What you will do: If a line in the data contains "your", copy it out.

[Data excerpts — start]

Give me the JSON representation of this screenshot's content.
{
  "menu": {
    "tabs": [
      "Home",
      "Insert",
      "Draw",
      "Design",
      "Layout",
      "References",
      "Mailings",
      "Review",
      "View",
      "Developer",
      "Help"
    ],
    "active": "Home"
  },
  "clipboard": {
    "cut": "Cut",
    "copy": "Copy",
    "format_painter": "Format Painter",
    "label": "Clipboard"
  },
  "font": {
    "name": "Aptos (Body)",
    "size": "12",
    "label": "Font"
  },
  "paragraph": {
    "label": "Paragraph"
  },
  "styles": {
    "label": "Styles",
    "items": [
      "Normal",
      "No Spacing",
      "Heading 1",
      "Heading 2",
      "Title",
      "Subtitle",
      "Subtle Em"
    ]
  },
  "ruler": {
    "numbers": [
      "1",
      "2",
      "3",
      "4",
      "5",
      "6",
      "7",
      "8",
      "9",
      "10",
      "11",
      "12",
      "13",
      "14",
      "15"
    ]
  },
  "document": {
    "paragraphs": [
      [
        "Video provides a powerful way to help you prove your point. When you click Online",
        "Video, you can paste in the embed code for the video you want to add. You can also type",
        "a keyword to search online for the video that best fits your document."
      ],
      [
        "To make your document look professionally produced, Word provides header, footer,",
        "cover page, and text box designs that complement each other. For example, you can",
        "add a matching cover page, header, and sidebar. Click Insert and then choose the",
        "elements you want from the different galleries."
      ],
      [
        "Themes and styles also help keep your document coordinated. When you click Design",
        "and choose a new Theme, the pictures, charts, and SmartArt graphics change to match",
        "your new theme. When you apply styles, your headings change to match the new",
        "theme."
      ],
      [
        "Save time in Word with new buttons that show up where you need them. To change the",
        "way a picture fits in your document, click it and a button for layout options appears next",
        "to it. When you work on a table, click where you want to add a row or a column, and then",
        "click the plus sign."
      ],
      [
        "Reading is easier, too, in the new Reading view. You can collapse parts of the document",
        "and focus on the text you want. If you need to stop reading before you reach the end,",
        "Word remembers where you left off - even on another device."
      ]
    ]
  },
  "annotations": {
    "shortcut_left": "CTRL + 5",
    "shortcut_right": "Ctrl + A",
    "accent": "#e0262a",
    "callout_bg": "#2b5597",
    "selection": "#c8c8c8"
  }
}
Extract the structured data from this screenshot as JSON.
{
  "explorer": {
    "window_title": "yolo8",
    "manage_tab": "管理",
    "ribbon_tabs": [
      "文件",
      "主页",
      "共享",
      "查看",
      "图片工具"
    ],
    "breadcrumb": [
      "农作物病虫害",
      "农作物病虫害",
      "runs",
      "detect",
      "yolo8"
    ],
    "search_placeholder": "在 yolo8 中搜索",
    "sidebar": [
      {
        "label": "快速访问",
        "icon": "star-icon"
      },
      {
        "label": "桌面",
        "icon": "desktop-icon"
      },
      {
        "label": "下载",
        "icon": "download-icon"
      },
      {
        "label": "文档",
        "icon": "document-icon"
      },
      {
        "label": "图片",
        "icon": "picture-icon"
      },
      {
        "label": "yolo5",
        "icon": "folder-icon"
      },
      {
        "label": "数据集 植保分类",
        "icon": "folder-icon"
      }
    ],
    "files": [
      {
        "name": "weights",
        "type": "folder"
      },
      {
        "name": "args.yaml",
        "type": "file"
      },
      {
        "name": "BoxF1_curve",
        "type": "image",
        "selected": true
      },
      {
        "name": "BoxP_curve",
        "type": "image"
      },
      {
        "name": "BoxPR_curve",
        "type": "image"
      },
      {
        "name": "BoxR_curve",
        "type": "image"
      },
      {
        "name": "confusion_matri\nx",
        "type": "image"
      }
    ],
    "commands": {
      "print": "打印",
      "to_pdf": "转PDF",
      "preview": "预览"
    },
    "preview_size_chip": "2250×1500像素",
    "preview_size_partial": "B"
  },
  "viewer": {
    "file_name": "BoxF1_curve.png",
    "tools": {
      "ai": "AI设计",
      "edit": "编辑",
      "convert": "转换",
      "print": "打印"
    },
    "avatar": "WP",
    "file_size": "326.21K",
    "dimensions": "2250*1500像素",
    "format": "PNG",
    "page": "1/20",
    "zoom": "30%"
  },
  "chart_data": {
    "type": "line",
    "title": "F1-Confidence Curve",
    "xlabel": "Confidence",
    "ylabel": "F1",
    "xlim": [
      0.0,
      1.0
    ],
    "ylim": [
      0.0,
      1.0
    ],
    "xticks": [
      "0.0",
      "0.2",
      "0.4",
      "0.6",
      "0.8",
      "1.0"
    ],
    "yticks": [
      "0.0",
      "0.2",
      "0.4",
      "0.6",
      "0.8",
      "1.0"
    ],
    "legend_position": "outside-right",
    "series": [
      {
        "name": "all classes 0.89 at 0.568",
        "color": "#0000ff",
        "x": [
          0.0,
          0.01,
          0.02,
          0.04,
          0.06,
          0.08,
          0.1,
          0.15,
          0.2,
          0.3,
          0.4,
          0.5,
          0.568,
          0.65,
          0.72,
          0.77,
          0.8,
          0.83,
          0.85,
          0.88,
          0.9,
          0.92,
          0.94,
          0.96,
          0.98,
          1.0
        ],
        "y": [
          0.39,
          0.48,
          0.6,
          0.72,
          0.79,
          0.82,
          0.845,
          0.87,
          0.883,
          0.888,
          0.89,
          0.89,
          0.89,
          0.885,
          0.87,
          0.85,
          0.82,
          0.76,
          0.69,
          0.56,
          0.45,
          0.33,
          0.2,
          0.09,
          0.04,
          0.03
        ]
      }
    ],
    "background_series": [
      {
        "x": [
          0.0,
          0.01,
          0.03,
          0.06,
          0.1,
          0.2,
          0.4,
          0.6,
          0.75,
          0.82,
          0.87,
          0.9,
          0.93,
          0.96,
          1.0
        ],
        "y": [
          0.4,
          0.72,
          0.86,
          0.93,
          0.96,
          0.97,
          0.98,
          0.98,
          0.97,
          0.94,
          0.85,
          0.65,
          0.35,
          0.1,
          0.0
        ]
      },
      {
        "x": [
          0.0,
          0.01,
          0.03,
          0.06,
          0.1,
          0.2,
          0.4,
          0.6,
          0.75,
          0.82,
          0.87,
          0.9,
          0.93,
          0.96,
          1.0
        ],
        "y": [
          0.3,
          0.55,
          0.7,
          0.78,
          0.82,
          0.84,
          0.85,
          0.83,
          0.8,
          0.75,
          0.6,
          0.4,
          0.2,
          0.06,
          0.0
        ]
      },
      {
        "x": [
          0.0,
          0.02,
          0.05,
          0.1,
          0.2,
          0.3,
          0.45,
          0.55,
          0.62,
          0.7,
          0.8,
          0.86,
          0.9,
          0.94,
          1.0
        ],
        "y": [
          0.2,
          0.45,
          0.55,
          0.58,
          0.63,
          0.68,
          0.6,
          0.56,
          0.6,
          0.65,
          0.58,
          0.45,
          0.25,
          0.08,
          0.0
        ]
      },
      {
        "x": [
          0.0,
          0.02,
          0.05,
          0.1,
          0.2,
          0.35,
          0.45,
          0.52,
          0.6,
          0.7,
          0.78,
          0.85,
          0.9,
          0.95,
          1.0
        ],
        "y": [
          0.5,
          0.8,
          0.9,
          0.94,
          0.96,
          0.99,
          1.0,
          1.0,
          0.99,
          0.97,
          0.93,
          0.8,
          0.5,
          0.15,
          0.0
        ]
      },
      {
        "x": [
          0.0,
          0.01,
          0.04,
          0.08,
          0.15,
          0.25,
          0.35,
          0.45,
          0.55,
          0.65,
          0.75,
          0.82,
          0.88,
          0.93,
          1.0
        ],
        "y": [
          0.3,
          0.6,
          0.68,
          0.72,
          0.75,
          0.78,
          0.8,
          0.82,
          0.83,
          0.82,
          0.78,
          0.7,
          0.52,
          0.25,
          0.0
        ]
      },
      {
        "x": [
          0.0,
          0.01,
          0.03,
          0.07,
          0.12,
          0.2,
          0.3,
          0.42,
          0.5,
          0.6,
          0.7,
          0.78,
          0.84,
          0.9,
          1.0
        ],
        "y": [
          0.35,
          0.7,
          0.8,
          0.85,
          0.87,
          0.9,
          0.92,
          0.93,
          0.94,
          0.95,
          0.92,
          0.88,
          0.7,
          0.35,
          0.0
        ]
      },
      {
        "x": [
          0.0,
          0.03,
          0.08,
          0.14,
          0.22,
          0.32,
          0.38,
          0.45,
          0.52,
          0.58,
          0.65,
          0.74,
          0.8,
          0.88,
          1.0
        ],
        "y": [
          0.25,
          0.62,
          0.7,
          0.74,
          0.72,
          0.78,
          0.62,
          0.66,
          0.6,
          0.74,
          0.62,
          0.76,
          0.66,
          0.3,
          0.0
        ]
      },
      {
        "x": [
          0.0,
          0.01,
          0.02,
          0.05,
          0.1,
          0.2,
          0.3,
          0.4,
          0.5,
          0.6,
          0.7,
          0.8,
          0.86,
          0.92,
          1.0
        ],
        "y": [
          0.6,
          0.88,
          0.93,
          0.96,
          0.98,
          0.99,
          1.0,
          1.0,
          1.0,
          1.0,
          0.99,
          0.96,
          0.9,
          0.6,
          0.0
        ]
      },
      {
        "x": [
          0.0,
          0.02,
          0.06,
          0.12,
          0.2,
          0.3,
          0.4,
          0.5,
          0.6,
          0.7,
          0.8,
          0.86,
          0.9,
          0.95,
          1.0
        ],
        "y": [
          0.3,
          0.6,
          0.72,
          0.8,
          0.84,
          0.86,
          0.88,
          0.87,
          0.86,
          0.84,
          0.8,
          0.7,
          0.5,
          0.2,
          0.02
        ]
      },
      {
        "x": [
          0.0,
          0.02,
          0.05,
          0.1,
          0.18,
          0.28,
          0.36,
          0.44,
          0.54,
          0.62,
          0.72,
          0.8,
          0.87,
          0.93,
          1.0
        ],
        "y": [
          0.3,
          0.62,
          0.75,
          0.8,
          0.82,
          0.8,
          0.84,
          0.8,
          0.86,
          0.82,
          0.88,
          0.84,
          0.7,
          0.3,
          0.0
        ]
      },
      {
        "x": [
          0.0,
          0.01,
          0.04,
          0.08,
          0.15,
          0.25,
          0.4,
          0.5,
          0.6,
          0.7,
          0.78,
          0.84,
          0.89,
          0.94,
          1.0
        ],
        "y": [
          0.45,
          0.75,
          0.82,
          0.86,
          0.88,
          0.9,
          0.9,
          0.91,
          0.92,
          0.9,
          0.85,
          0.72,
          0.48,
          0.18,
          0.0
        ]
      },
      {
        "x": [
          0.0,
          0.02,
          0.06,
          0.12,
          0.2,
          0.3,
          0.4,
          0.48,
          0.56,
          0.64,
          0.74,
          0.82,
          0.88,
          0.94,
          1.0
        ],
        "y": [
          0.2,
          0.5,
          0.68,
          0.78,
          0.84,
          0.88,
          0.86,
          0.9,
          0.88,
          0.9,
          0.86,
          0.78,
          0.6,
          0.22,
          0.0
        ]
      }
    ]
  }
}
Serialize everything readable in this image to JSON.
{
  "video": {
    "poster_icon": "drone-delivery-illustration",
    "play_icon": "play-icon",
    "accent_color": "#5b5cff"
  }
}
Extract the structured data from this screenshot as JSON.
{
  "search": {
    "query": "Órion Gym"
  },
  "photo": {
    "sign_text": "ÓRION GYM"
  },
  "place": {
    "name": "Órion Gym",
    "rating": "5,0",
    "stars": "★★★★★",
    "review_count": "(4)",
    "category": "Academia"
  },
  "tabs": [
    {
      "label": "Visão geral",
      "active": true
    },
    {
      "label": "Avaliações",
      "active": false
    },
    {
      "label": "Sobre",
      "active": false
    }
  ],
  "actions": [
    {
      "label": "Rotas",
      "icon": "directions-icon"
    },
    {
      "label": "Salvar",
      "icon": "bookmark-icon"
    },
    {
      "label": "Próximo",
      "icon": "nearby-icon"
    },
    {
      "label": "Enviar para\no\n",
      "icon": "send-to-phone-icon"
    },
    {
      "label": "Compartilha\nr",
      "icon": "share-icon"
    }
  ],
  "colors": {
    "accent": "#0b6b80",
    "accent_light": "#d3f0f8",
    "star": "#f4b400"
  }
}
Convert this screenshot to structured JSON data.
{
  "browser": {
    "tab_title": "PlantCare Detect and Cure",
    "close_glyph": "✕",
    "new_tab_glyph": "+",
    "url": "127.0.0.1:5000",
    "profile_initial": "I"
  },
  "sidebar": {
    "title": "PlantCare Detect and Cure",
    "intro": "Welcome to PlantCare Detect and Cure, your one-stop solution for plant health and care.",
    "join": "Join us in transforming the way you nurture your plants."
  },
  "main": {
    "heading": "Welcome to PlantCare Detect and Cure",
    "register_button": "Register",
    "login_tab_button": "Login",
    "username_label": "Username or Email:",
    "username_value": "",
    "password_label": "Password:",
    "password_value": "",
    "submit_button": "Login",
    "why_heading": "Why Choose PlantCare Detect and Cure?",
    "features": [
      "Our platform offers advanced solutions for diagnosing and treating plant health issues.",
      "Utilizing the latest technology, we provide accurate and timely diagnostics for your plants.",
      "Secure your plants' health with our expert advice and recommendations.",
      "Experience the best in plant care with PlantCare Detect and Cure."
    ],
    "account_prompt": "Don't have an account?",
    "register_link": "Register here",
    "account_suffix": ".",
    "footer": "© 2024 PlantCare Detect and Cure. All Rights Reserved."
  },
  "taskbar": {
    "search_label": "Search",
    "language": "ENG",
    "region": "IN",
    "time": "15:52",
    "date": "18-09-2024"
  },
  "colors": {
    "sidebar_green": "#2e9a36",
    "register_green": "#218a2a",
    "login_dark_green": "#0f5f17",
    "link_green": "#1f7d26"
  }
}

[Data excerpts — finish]

Answer:
        "Video provides a powerful way to help you prove your point. When you click Online",
        "a keyword to search online for the video that best fits your document."
        "To make your document look professionally produced, Word provides header, footer,",
        "Themes and styles also help keep your document coordinated. When you click Design",
        "your new theme. When you apply styles, your headings change to match the new",
        "way a picture fits in your document, click it and a button for layout options appears next",
    "intro": "Welcome to PlantCare Detect and Cure, your one-stop solution for plant health and care.",
    "join": "Join us in transforming the way you nurture your plants."
      "Utilizing the latest technology, we provide accurate and timely diagnostics for your plants.",
      "Secure your plants' health with our expert advice and recommendations.",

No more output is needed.